Celebrating International Biodiversity Day, the Ministry of Environment and Forestry and BIOFIN Indonesia held a webinar discussing the challenge and opportunity for biodiversity finance post-2020. This year marks an important milestone in Indonesia as the National Biodiversity Strategy (NBSAP) and Aichi Target will end, while the post-2020 framework is still being finalized. The webinar featured high-level speakers including Mr. Wiratno, Director General for Conservation and Natural Resources of the Ministry of Environment and Forestry; Mr. Arifin Rudiyanto, Deputy Director of Maritime and Natural Resources of the Ministry of National Planning (Bappenas); and Mr. Adi Budiarso, Head of Center for Climate Finance and Multilateral Policy,  Ministry of Finance.

Amidst the global pandemic, the panelists discussed the challenges the government faces in the short term and the recovery support system: health, food security, social protection, etc. Biodiversity is acknowledged for its role as a safeguard mechanism in the provision of materials for medicine, food, energy as well as to balance the ecosystem.

With BIOFIN co-organizing the webinar, the financing part generated a lot of interest with the government presenting the biodiversity finance gap at Indonesian Rupiah 158 trillion (equivalent to roughly USD 11 billion) until 2020. Uncertainty in global and domestic finance presents opportunities to consider innovative finance solutions.

Syariah-based sovereign bond known as green Sukuk is one of the finance solutions to address climate and biodiversity projects. The government of Indonesia has issued green Sukuk twice already with a value of IDR 100 trillion (USD 7 billion). “The underlying asset of green Sukuk must be a green project and selected via budget tagging process. Line ministry, Bappenas, and the Ministry of Finance together ensure the credibility of such projects”, said Mr. Budiarso. 

Green investment and private sector involvement in the bio-based economy becomes instrumental to drive the economic sector from its slow-down. ”We have huge biodiversity richness and with that in mind investment and finance should be lead to improve it”, said Mr. Rudiyanto. The financial sector Authority (OJK) now asks the listed companies to publish a sustainability report ensuring the operation of companies does not cause harm to the environment, he added.
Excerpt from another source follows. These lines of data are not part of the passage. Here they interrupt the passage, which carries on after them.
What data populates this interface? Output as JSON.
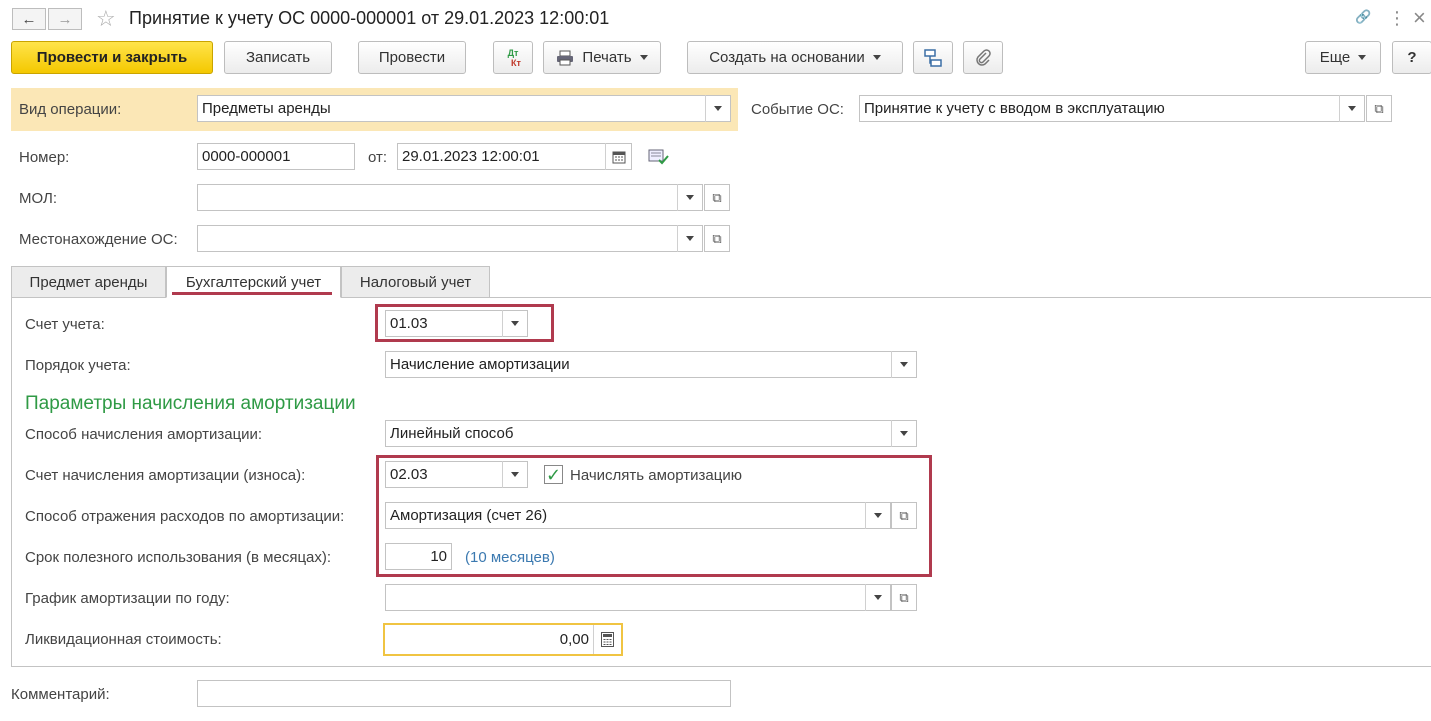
{
  "window": {
    "title": "Принятие к учету ОС 0000-000001 от 29.01.2023 12:00:01",
    "back": "←",
    "forward": "→",
    "star": "☆",
    "link": "🔗",
    "menu": "⋮",
    "close": "×"
  },
  "toolbar": {
    "post_close": "Провести и закрыть",
    "save": "Записать",
    "post": "Провести",
    "dt_top": "Дт",
    "dt_bottom": "Кт",
    "print": "Печать",
    "create_based": "Создать на основании",
    "more": "Еще",
    "help": "?"
  },
  "header": {
    "operation_label": "Вид операции:",
    "operation_value": "Предметы аренды",
    "event_label": "Событие ОС:",
    "event_value": "Принятие к учету с вводом в эксплуатацию",
    "number_label": "Номер:",
    "number_value": "0000-000001",
    "date_label": "от:",
    "date_value": "29.01.2023 12:00:01",
    "mol_label": "МОЛ:",
    "mol_value": "",
    "location_label": "Местонахождение ОС:",
    "location_value": ""
  },
  "tabs": [
    {
      "label": "Предмет аренды"
    },
    {
      "label": "Бухгалтерский учет"
    },
    {
      "label": "Налоговый учет"
    }
  ],
  "accounting": {
    "account_label": "Счет учета:",
    "account_value": "01.03",
    "order_label": "Порядок учета:",
    "order_value": "Начисление амортизации",
    "section_title": "Параметры начисления амортизации",
    "method_label": "Способ начисления амортизации:",
    "method_value": "Линейный способ",
    "depr_account_label": "Счет начисления амортизации (износа):",
    "depr_account_value": "02.03",
    "accrue_label": "Начислять амортизацию",
    "accrue_checked": true,
    "expense_label": "Способ отражения расходов по амортизации:",
    "expense_value": "Амортизация (счет 26)",
    "term_label": "Срок полезного использования (в месяцах):",
    "term_value": "10",
    "term_text": "(10 месяцев)",
    "schedule_label": "График амортизации по году:",
    "schedule_value": "",
    "liquidation_label": "Ликвидационная стоимость:",
    "liquidation_value": "0,00"
  },
  "footer": {
    "comment_label": "Комментарий:",
    "comment_value": ""
  },
  "colors": {
    "highlight": "#b03a4e",
    "section": "#2f9a45",
    "primary": "#f4c800",
    "link": "#3b79b0"
  }
}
Mr. Wiratno highlighted bioprospecting as a sleeping beauty. “We have many research and experiments to explore our biodiversity assets. Now let us work together on innovating from what we have found and continue exploring new specimens from our forest. I foresee a special fund for bioprospecting can be developed further with cooperation with Bappenas and development partners”, he added. An example of biodiversity exploration in Mount Ciremai, West Java found an anti-pest microbe so that the use of pesticides is expected to be reduced.
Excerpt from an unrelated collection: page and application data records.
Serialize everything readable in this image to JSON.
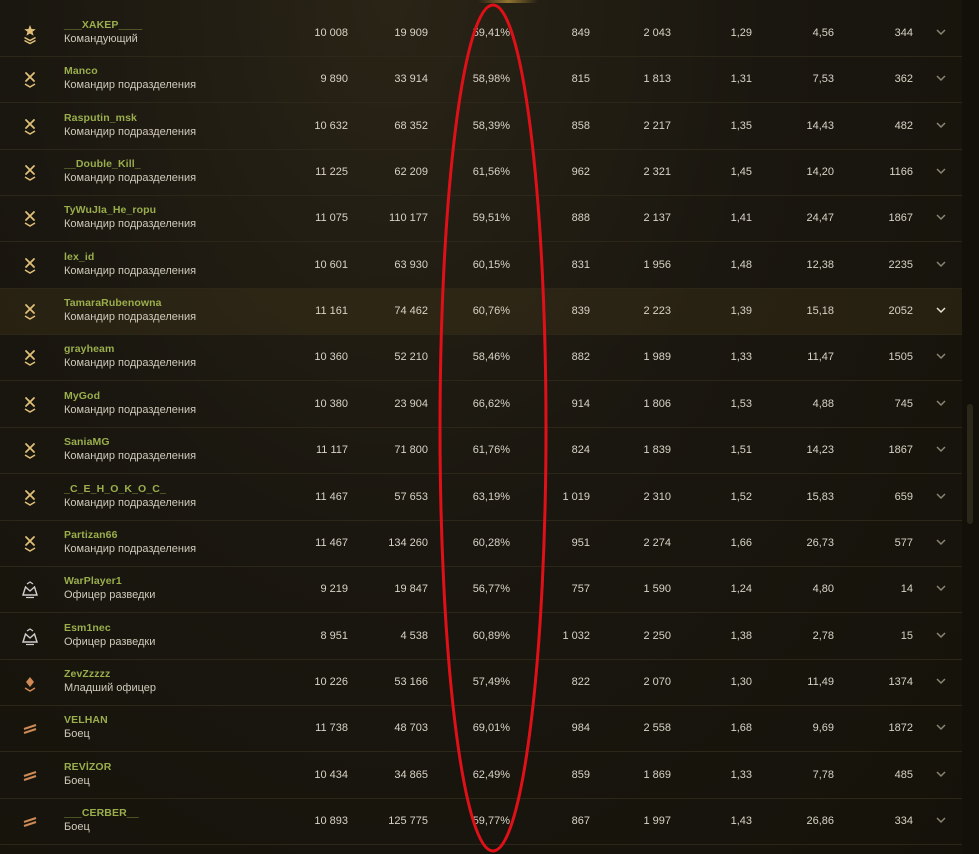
{
  "colors": {
    "name": "#9aae4c",
    "role": "#cfcabb",
    "value": "#d8d3c6",
    "annotation": "#e01018",
    "icon_gold": "#e0c078",
    "icon_silver": "#cfcfcf",
    "icon_bronze": "#d08a55"
  },
  "scroll_position": 0.55,
  "highlighted_row": 6,
  "rows": [
    {
      "name": "___XAKEP____",
      "role": "Командующий",
      "icon": "commander-star-icon",
      "v": [
        "10 008",
        "19 909",
        "59,41%",
        "849",
        "2 043",
        "1,29",
        "4,56",
        "344"
      ]
    },
    {
      "name": "Manco",
      "role": "Командир подразделения",
      "icon": "crossed-swords-chevron-icon",
      "v": [
        "9 890",
        "33 914",
        "58,98%",
        "815",
        "1 813",
        "1,31",
        "7,53",
        "362"
      ]
    },
    {
      "name": "Rasputin_msk",
      "role": "Командир подразделения",
      "icon": "crossed-swords-chevron-icon",
      "v": [
        "10 632",
        "68 352",
        "58,39%",
        "858",
        "2 217",
        "1,35",
        "14,43",
        "482"
      ]
    },
    {
      "name": "__Double_Kill_",
      "role": "Командир подразделения",
      "icon": "crossed-swords-chevron-icon",
      "v": [
        "11 225",
        "62 209",
        "61,56%",
        "962",
        "2 321",
        "1,45",
        "14,20",
        "1166"
      ]
    },
    {
      "name": "TyWuJIa_He_ropu",
      "role": "Командир подразделения",
      "icon": "crossed-swords-chevron-icon",
      "v": [
        "11 075",
        "110 177",
        "59,51%",
        "888",
        "2 137",
        "1,41",
        "24,47",
        "1867"
      ]
    },
    {
      "name": "lex_id",
      "role": "Командир подразделения",
      "icon": "crossed-swords-chevron-icon",
      "v": [
        "10 601",
        "63 930",
        "60,15%",
        "831",
        "1 956",
        "1,48",
        "12,38",
        "2235"
      ]
    },
    {
      "name": "TamaraRubenowna",
      "role": "Командир подразделения",
      "icon": "crossed-swords-chevron-icon",
      "v": [
        "11 161",
        "74 462",
        "60,76%",
        "839",
        "2 223",
        "1,39",
        "15,18",
        "2052"
      ]
    },
    {
      "name": "grayheam",
      "role": "Командир подразделения",
      "icon": "crossed-swords-chevron-icon",
      "v": [
        "10 360",
        "52 210",
        "58,46%",
        "882",
        "1 989",
        "1,33",
        "11,47",
        "1505"
      ]
    },
    {
      "name": "MyGod",
      "role": "Командир подразделения",
      "icon": "crossed-swords-chevron-icon",
      "v": [
        "10 380",
        "23 904",
        "66,62%",
        "914",
        "1 806",
        "1,53",
        "4,88",
        "745"
      ]
    },
    {
      "name": "SaniaMG",
      "role": "Командир подразделения",
      "icon": "crossed-swords-chevron-icon",
      "v": [
        "11 117",
        "71 800",
        "61,76%",
        "824",
        "1 839",
        "1,51",
        "14,23",
        "1867"
      ]
    },
    {
      "name": "_C_E_H_O_K_O_C_",
      "role": "Командир подразделения",
      "icon": "crossed-swords-chevron-icon",
      "v": [
        "11 467",
        "57 653",
        "63,19%",
        "1 019",
        "2 310",
        "1,52",
        "15,83",
        "659"
      ]
    },
    {
      "name": "Partizan66",
      "role": "Командир подразделения",
      "icon": "crossed-swords-chevron-icon",
      "v": [
        "11 467",
        "134 260",
        "60,28%",
        "951",
        "2 274",
        "1,66",
        "26,73",
        "577"
      ]
    },
    {
      "name": "WarPlayer1",
      "role": "Офицер разведки",
      "icon": "recon-officer-emblem-icon",
      "v": [
        "9 219",
        "19 847",
        "56,77%",
        "757",
        "1 590",
        "1,24",
        "4,80",
        "14"
      ]
    },
    {
      "name": "Esm1nec",
      "role": "Офицер разведки",
      "icon": "recon-officer-emblem-icon",
      "v": [
        "8 951",
        "4 538",
        "60,89%",
        "1 032",
        "2 250",
        "1,38",
        "2,78",
        "15"
      ]
    },
    {
      "name": "ZevZzzzz",
      "role": "Младший офицер",
      "icon": "junior-officer-diamond-icon",
      "v": [
        "10 226",
        "53 166",
        "57,49%",
        "822",
        "2 070",
        "1,30",
        "11,49",
        "1374"
      ]
    },
    {
      "name": "VELHAN",
      "role": "Боец",
      "icon": "private-stripes-icon",
      "v": [
        "11 738",
        "48 703",
        "69,01%",
        "984",
        "2 558",
        "1,68",
        "9,69",
        "1872"
      ]
    },
    {
      "name": "REVİZOR",
      "role": "Боец",
      "icon": "private-stripes-icon",
      "v": [
        "10 434",
        "34 865",
        "62,49%",
        "859",
        "1 869",
        "1,33",
        "7,78",
        "485"
      ]
    },
    {
      "name": "___CERBER__",
      "role": "Боец",
      "icon": "private-stripes-icon",
      "v": [
        "10 893",
        "125 775",
        "59,77%",
        "867",
        "1 997",
        "1,43",
        "26,86",
        "334"
      ]
    }
  ]
}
Finally,  the government plans to overcome biodiversity losses in the next five-year plan by identifying and verifying high conservation value biodiversity areas outside protected areas known as ecosystem essential area. The institution and governance of these areas need improvement and should be supported with adequate biodiversity finance mechanisms. Other innovative mechanisms such as ecological fiscal transfer, carbon credit, environment tax incentive, village funds, and CSR are among other available finance solutions where non-government actors can contribute.